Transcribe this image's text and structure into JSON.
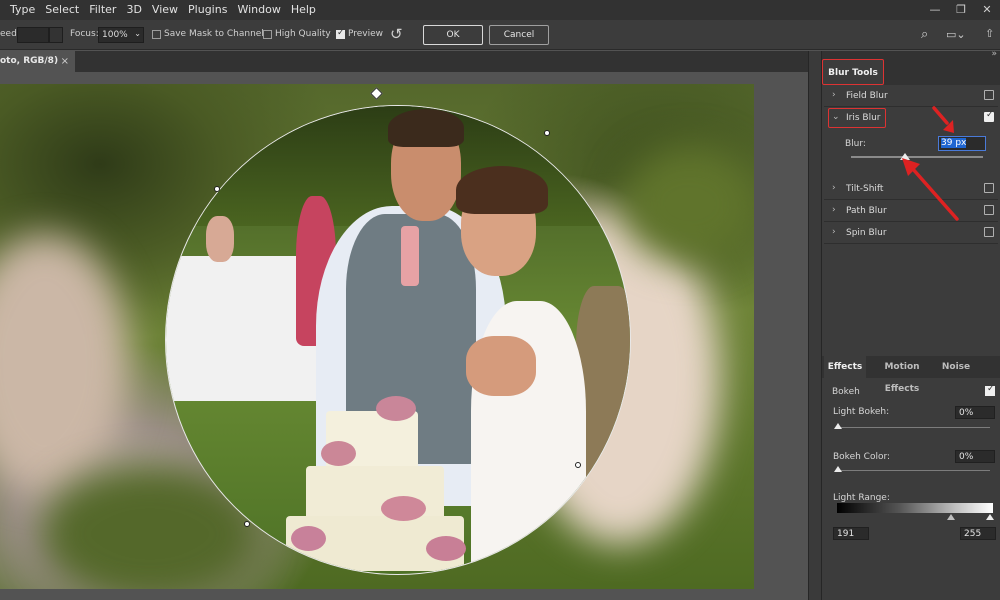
{
  "menubar": {
    "items": [
      "Type",
      "Select",
      "Filter",
      "3D",
      "View",
      "Plugins",
      "Window",
      "Help"
    ],
    "window_controls": [
      "minimize-icon",
      "restore-icon",
      "close-icon"
    ]
  },
  "options": {
    "speed_label": "eed:",
    "focus_label": "Focus:",
    "focus_value": "100%",
    "save_mask_label": "Save Mask to Channels",
    "save_mask_checked": false,
    "high_quality_label": "High Quality",
    "high_quality_checked": false,
    "preview_label": "Preview",
    "preview_checked": true,
    "ok_label": "OK",
    "cancel_label": "Cancel",
    "icons": [
      "reset-icon",
      "search-icon",
      "workspace-icon",
      "share-icon"
    ]
  },
  "document": {
    "tab_label": "oto, RGB/8)",
    "close": "×"
  },
  "blur_tools": {
    "header": "Blur Tools",
    "items": [
      {
        "label": "Field Blur",
        "checked": false,
        "expanded": false
      },
      {
        "label": "Iris Blur",
        "checked": true,
        "expanded": true
      },
      {
        "label": "Tilt-Shift",
        "checked": false,
        "expanded": false
      },
      {
        "label": "Path Blur",
        "checked": false,
        "expanded": false
      },
      {
        "label": "Spin Blur",
        "checked": false,
        "expanded": false
      }
    ],
    "blur_label": "Blur:",
    "blur_value": "39 px",
    "blur_level": 0.39
  },
  "effects": {
    "tabs": [
      "Effects",
      "Motion Effects",
      "Noise"
    ],
    "active_tab": "Effects",
    "bokeh_label": "Bokeh",
    "bokeh_checked": true,
    "light_bokeh_label": "Light Bokeh:",
    "light_bokeh_value": "0%",
    "bokeh_color_label": "Bokeh Color:",
    "bokeh_color_value": "0%",
    "light_range_label": "Light Range:",
    "light_range_low": "191",
    "light_range_high": "255"
  },
  "colors": {
    "highlight_red": "#dd2222",
    "selection_blue": "#1f66d1"
  }
}
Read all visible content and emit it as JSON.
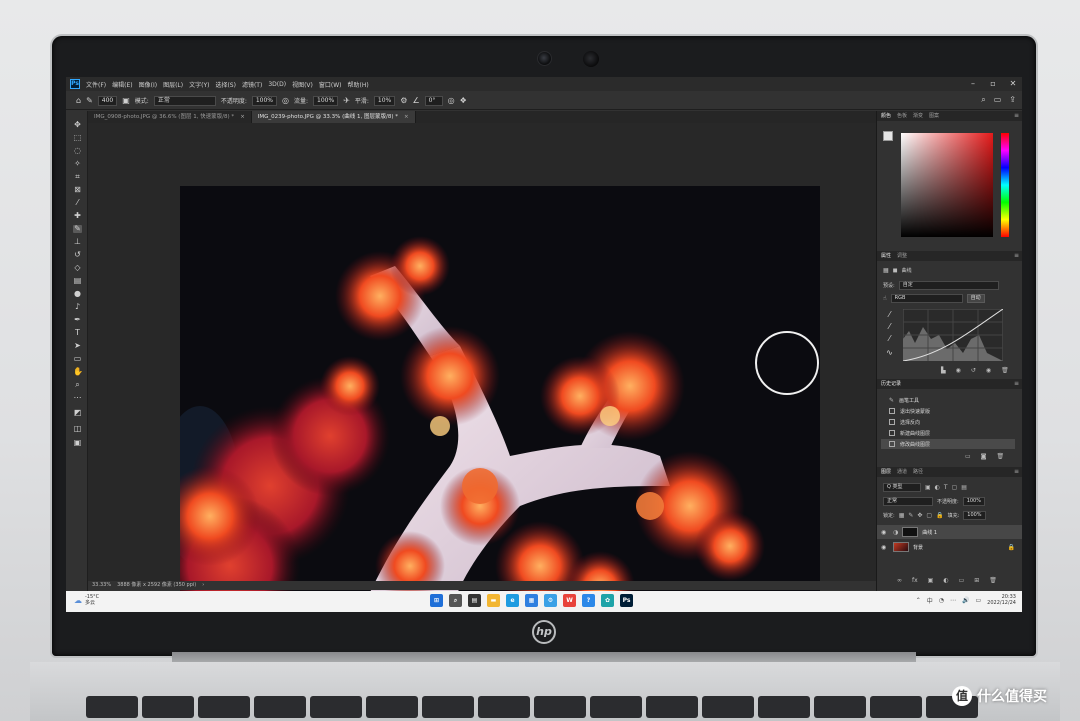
{
  "photo_overlay": {
    "watermark_logo": "值",
    "watermark_text": "什么值得买",
    "device_logo": "hp"
  },
  "menubar": {
    "app_badge": "Ps",
    "items": [
      "文件(F)",
      "编辑(E)",
      "图像(I)",
      "图层(L)",
      "文字(Y)",
      "选择(S)",
      "滤镜(T)",
      "3D(D)",
      "视图(V)",
      "窗口(W)",
      "帮助(H)"
    ],
    "window_controls": [
      "–",
      "▫",
      "✕"
    ]
  },
  "options_bar": {
    "brush_size": "400",
    "mode_label": "模式:",
    "mode_value": "正常",
    "opacity_label": "不透明度:",
    "opacity_value": "100%",
    "flow_label": "流量:",
    "flow_value": "100%",
    "smoothing_label": "平滑:",
    "smoothing_value": "10%",
    "angle_value": "0°"
  },
  "tabs": [
    {
      "label": "IMG_0908-photo.JPG @ 36.6% (图层 1, 快速蒙版/8) *",
      "active": false
    },
    {
      "label": "IMG_0239-photo.JPG @ 33.3% (曲线 1, 图层蒙版/8) *",
      "active": true
    }
  ],
  "statusbar": {
    "zoom": "33.33%",
    "doc_info": "3888 像素 x 2592 像素 (350 ppi)",
    "arrow": "›"
  },
  "panels": {
    "color_tabs": [
      "颜色",
      "色板",
      "渐变",
      "图案"
    ],
    "properties_tabs": [
      "属性",
      "调整"
    ],
    "properties_title": "曲线",
    "preset_label": "预设:",
    "preset_value": "自定",
    "channel_value": "RGB",
    "auto_button": "自动",
    "history_tab": "历史记录",
    "history_items": [
      "画笔工具",
      "退出快速蒙版",
      "选择反向",
      "新建曲线图层",
      "修改曲线图层"
    ],
    "layers_tabs": [
      "图层",
      "通道",
      "路径"
    ],
    "filter_value": "Q 类型",
    "blend_value": "正常",
    "opacity_label": "不透明度:",
    "opacity_value": "100%",
    "lock_label": "锁定:",
    "fill_label": "填充:",
    "fill_value": "100%",
    "layers": [
      {
        "name": "曲线 1",
        "selected": true
      },
      {
        "name": "背景",
        "selected": false
      }
    ],
    "footer_icons": [
      "∞",
      "fx",
      "▣",
      "◐",
      "▭",
      "⊞",
      "🗑"
    ]
  },
  "taskbar": {
    "weather_temp": "-15°C",
    "weather_desc": "多云",
    "apps": [
      {
        "name": "windows-start",
        "glyph": "⊞",
        "color": "#1f6fd8"
      },
      {
        "name": "search",
        "glyph": "⌕",
        "color": "#555555"
      },
      {
        "name": "task-view",
        "glyph": "▤",
        "color": "#333333"
      },
      {
        "name": "file-explorer",
        "glyph": "▬",
        "color": "#f2b632"
      },
      {
        "name": "edge",
        "glyph": "e",
        "color": "#1e9be0"
      },
      {
        "name": "store",
        "glyph": "▦",
        "color": "#2f7fe0"
      },
      {
        "name": "settings",
        "glyph": "⚙",
        "color": "#3aa0e6"
      },
      {
        "name": "wps",
        "glyph": "W",
        "color": "#e8423a"
      },
      {
        "name": "help",
        "glyph": "?",
        "color": "#2c88e8"
      },
      {
        "name": "photos",
        "glyph": "✿",
        "color": "#1fa3a8"
      },
      {
        "name": "photoshop",
        "glyph": "Ps",
        "color": "#001e36"
      }
    ],
    "tray": [
      "⌃",
      "中",
      "◔",
      "⋯",
      "🔊",
      "▭"
    ],
    "time": "20:33",
    "date": "2022/12/24"
  }
}
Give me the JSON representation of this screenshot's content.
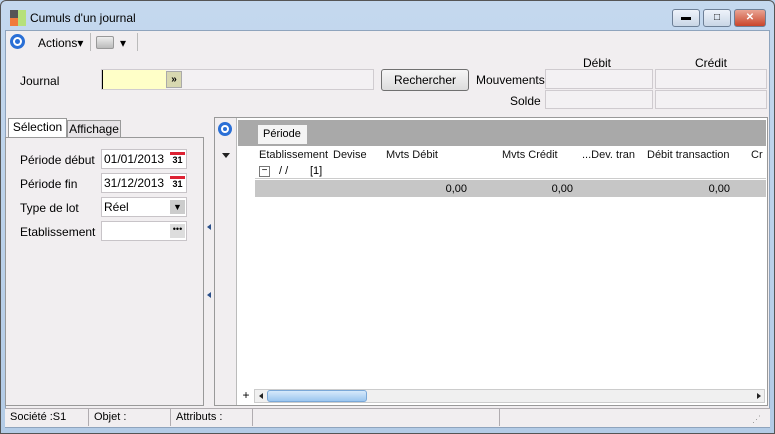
{
  "window": {
    "title": "Cumuls d'un journal",
    "minimize": "▬",
    "maximize": "□",
    "close": "✕"
  },
  "toolbar": {
    "actions_label": "Actions▾",
    "print_dropdown": "▾"
  },
  "search": {
    "journal_label": "Journal",
    "journal_value": "",
    "rechercher_label": "Rechercher"
  },
  "totals": {
    "debit_header": "Débit",
    "credit_header": "Crédit",
    "mouvements_label": "Mouvements",
    "solde_label": "Solde"
  },
  "tabs": [
    {
      "label": "Sélection",
      "active": true
    },
    {
      "label": "Affichage",
      "active": false
    }
  ],
  "selection": {
    "periode_debut_label": "Période début",
    "periode_debut_value": "01/01/2013",
    "periode_fin_label": "Période fin",
    "periode_fin_value": "31/12/2013",
    "type_lot_label": "Type de lot",
    "type_lot_value": "Réel",
    "etablissement_label": "Etablissement",
    "etablissement_value": "",
    "calendar_text": "31"
  },
  "grid": {
    "group_chip": "Période",
    "columns": [
      "Etablissement",
      "Devise",
      "Mvts Débit",
      "Mvts Crédit",
      "...Dev. tran",
      "Débit transaction",
      "Cr"
    ],
    "group_row": {
      "toggle": "−",
      "label": "/ /",
      "count": "[1]"
    },
    "summary": {
      "mvts_debit": "0,00",
      "mvts_credit": "0,00",
      "debit_transaction": "0,00"
    }
  },
  "status": {
    "societe": "Société :S1",
    "objet": "Objet :",
    "attributs": "Attributs :"
  },
  "colors": {
    "accent": "#2a6fd6",
    "journal_bg": "#ffffc8",
    "group_bar": "#a9a9a9",
    "summary_row": "#c6c6c6"
  }
}
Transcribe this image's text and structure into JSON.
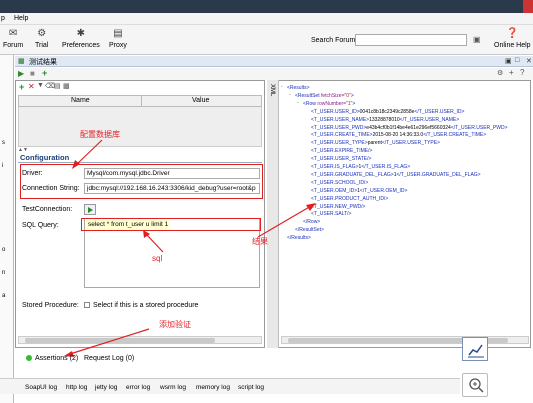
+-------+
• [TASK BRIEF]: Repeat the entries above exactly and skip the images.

• [ANSWER TO THE PROBLEM]:
Transcribe this image's text and structure into JSON.
{
  "menubar": {
    "items": [
      "Type",
      "Select",
      "Filter",
      "3D",
      "View",
      "Plugins",
      "Window",
      "Help"
    ],
    "window_controls": [
      "minimize-icon",
      "restore-icon",
      "close-icon"
    ]
  },
  "options": {
    "speed_label": "eed:",
    "focus_label": "Focus:",
    "focus_value": "100%",
    "save_mask_label": "Save Mask to Channels",
    "save_mask_checked": false,
    "high_quality_label": "High Quality",
    "high_quality_checked": false,
    "preview_label": "Preview",
    "preview_checked": true,
    "ok_label": "OK",
    "cancel_label": "Cancel",
    "icons": [
      "reset-icon",
      "search-icon",
      "workspace-icon",
      "share-icon"
    ]
  },
  "document": {
    "tab_label": "oto, RGB/8)",
    "close": "×"
  },
  "blur_tools": {
    "header": "Blur Tools",
    "items": [
      {
        "label": "Field Blur",
        "checked": false,
        "expanded": false
      },
      {
        "label": "Iris Blur",
        "checked": true,
        "expanded": true
      },
      {
        "label": "Tilt-Shift",
        "checked": false,
        "expanded": false
      },
      {
        "label": "Path Blur",
        "checked": false,
        "expanded": false
      },
      {
        "label": "Spin Blur",
        "checked": false,
        "expanded": false
      }
    ],
    "blur_label": "Blur:",
    "blur_value": "39 px",
    "blur_level": 0.39
  },
  "effects": {
    "tabs": [
      "Effects",
      "Motion Effects",
      "Noise"
    ],
    "active_tab": "Effects",
    "bokeh_label": "Bokeh",
    "bokeh_checked": true,
    "light_bokeh_label": "Light Bokeh:",
    "light_bokeh_value": "0%",
    "bokeh_color_label": "Bokeh Color:",
    "bokeh_color_value": "0%",
    "light_range_label": "Light Range:",
    "light_range_low": "191",
    "light_range_high": "255"
  },
  "colors": {
    "highlight_red": "#dd2222",
    "selection_blue": "#1f66d1"
  }
}
Read all visible content and emit it as JSON.
{
  "photo_overlay": {
    "watermark_logo": "值",
    "watermark_text": "什么值得买",
    "device_logo": "hp"
  },
  "menubar": {
    "app_badge": "Ps",
    "items": [
      "文件(F)",
      "编辑(E)",
      "图像(I)",
      "图层(L)",
      "文字(Y)",
      "选择(S)",
      "滤镜(T)",
      "3D(D)",
      "视图(V)",
      "窗口(W)",
      "帮助(H)"
    ],
    "window_controls": [
      "–",
      "▫",
      "✕"
    ]
  },
  "options_bar": {
    "brush_size": "400",
    "mode_label": "模式:",
    "mode_value": "正常",
    "opacity_label": "不透明度:",
    "opacity_value": "100%",
    "flow_label": "流量:",
    "flow_value": "100%",
    "smoothing_label": "平滑:",
    "smoothing_value": "10%",
    "angle_value": "0°"
  },
  "tabs": [
    {
      "label": "IMG_0908-photo.JPG @ 36.6% (图层 1, 快速蒙版/8) *",
      "active": false
    },
    {
      "label": "IMG_0239-photo.JPG @ 33.3% (曲线 1, 图层蒙版/8) *",
      "active": true
    }
  ],
  "statusbar": {
    "zoom": "33.33%",
    "doc_info": "3888 像素 x 2592 像素 (350 ppi)",
    "arrow": "›"
  },
  "panels": {
    "color_tabs": [
      "颜色",
      "色板",
      "渐变",
      "图案"
    ],
    "properties_tabs": [
      "属性",
      "调整"
    ],
    "properties_title": "曲线",
    "preset_label": "预设:",
    "preset_value": "自定",
    "channel_value": "RGB",
    "auto_button": "自动",
    "history_tab": "历史记录",
    "history_items": [
      "画笔工具",
      "退出快速蒙版",
      "选择反向",
      "新建曲线图层",
      "修改曲线图层"
    ],
    "layers_tabs": [
      "图层",
      "通道",
      "路径"
    ],
    "filter_value": "Q 类型",
    "blend_value": "正常",
    "opacity_label": "不透明度:",
    "opacity_value": "100%",
    "lock_label": "锁定:",
    "fill_label": "填充:",
    "fill_value": "100%",
    "layers": [
      {
        "name": "曲线 1",
        "selected": true
      },
      {
        "name": "背景",
        "selected": false
      }
    ],
    "footer_icons": [
      "∞",
      "fx",
      "▣",
      "◐",
      "▭",
      "⊞",
      "🗑"
    ]
  },
  "taskbar": {
    "weather_temp": "-15°C",
    "weather_desc": "多云",
    "apps": [
      {
        "name": "windows-start",
        "glyph": "⊞",
        "color": "#1f6fd8"
      },
      {
        "name": "search",
        "glyph": "⌕",
        "color": "#555555"
      },
      {
        "name": "task-view",
        "glyph": "▤",
        "color": "#333333"
      },
      {
        "name": "file-explorer",
        "glyph": "▬",
        "color": "#f2b632"
      },
      {
        "name": "edge",
        "glyph": "e",
        "color": "#1e9be0"
      },
      {
        "name": "store",
        "glyph": "▦",
        "color": "#2f7fe0"
      },
      {
        "name": "settings",
        "glyph": "⚙",
        "color": "#3aa0e6"
      },
      {
        "name": "wps",
        "glyph": "W",
        "color": "#e8423a"
      },
      {
        "name": "help",
        "glyph": "?",
        "color": "#2c88e8"
      },
      {
        "name": "photos",
        "glyph": "✿",
        "color": "#1fa3a8"
      },
      {
        "name": "photoshop",
        "glyph": "Ps",
        "color": "#001e36"
      }
    ],
    "tray": [
      "⌃",
      "中",
      "◔",
      "⋯",
      "🔊",
      "▭"
    ],
    "time": "20:33",
    "date": "2022/12/24"
  }
}
Give me the JSON representation of this screenshot's content.
{
  "window": {
    "title": "Cumuls d'un journal",
    "minimize": "▬",
    "maximize": "□",
    "close": "✕"
  },
  "toolbar": {
    "actions_label": "Actions▾",
    "print_dropdown": "▾"
  },
  "search": {
    "journal_label": "Journal",
    "journal_value": "",
    "rechercher_label": "Rechercher"
  },
  "totals": {
    "debit_header": "Débit",
    "credit_header": "Crédit",
    "mouvements_label": "Mouvements",
    "solde_label": "Solde"
  },
  "tabs": [
    {
      "label": "Sélection",
      "active": true
    },
    {
      "label": "Affichage",
      "active": false
    }
  ],
  "selection": {
    "periode_debut_label": "Période début",
    "periode_debut_value": "01/01/2013",
    "periode_fin_label": "Période fin",
    "periode_fin_value": "31/12/2013",
    "type_lot_label": "Type de lot",
    "type_lot_value": "Réel",
    "etablissement_label": "Etablissement",
    "etablissement_value": "",
    "calendar_text": "31"
  },
  "grid": {
    "group_chip": "Période",
    "columns": [
      "Etablissement",
      "Devise",
      "Mvts Débit",
      "Mvts Crédit",
      "...Dev. tran",
      "Débit transaction",
      "Cr"
    ],
    "group_row": {
      "toggle": "−",
      "label": "/ /",
      "count": "[1]"
    },
    "summary": {
      "mvts_debit": "0,00",
      "mvts_credit": "0,00",
      "debit_transaction": "0,00"
    }
  },
  "status": {
    "societe": "Société :S1",
    "objet": "Objet :",
    "attributs": "Attributs :"
  },
  "colors": {
    "accent": "#2a6fd6",
    "journal_bg": "#ffffc8",
    "group_bar": "#a9a9a9",
    "summary_row": "#c6c6c6"
  }
}
Transcribe this image's text and structure into JSON.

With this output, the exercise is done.